It’s summed up by the tagline “Work Sucks”. Writer/director Mike Judge tapped into that monotonous feeling of employment in the confines of a cubicle in Office Space. It’s one of the funniest films ever made and the satire of employment moves beyond the fictional workplaces within the film to all areas of working life.
1. “Sounds like somebody’s got a case of the Mondays”
Every workplace (especially an office) has an awkward culture that employees endure. Within the walls of the fictional ‘Initech’, Judge has a field day with all the minor gripes that add up to one big headache for his characters. Uncomfortable interactions with fellow employees, stubborn office appliances and niggles from management that interrupt actual work being done are brilliantly satirised.
2. Gary Cole
Years before we met the likes of David Brent or Michael Scott from the UK/US incarnations of The Office - there was Bill Lumbergh. Cole created first great stealth bomber boss with his characterisation. Instead of being ‘the boss from hell’ that’s always yelling and ordering employees around, Lumbergh stalks the hallways of ‘Initech’ with a whiff of upper management about him. He’s never seen doing any work and is the ultimate puppet who enforces the company’s policies in the most non-confrontational and uncomfortable ways possible. Cole’s performance is phenomenal and it’s frightening how close he gets to the real thing.
3. Not a moment wasted
Office Space clocks in at just less than 89 minutes. It’s the perfect run-time for a comedy and every second of screen time is used to push the plot forward and develop characters. It’s a neat little package of pure comedy.
4. Dry wit
There are no comedic set pieces or moments of someone bumbling their way to a toilet before they poop themselves in Office Space. The film is layered with a dry sense of humor that flows through the dialogue. There are wonderful observations such as the sadistic photocopier/fax machine, life sucking traffic jams and something as simple as a character cursed with being named Michel Bolton.
5. The people’s champion
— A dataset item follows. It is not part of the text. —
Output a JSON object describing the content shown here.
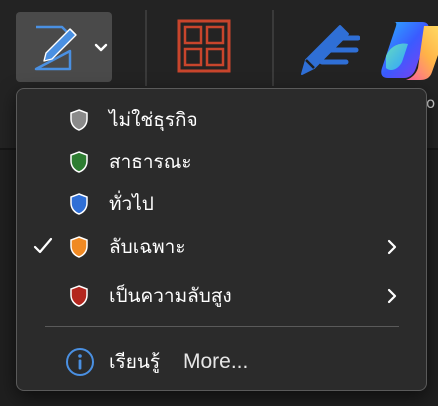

Office Space presents itself as the champion to anyone who has had to endure a dud boss, shoddy company or just a crap day at work. There is a revenge element to the plot that lives out the fantasy of ‘sticking it’ to an employer. In a non-communist way Office Space is a film for the people.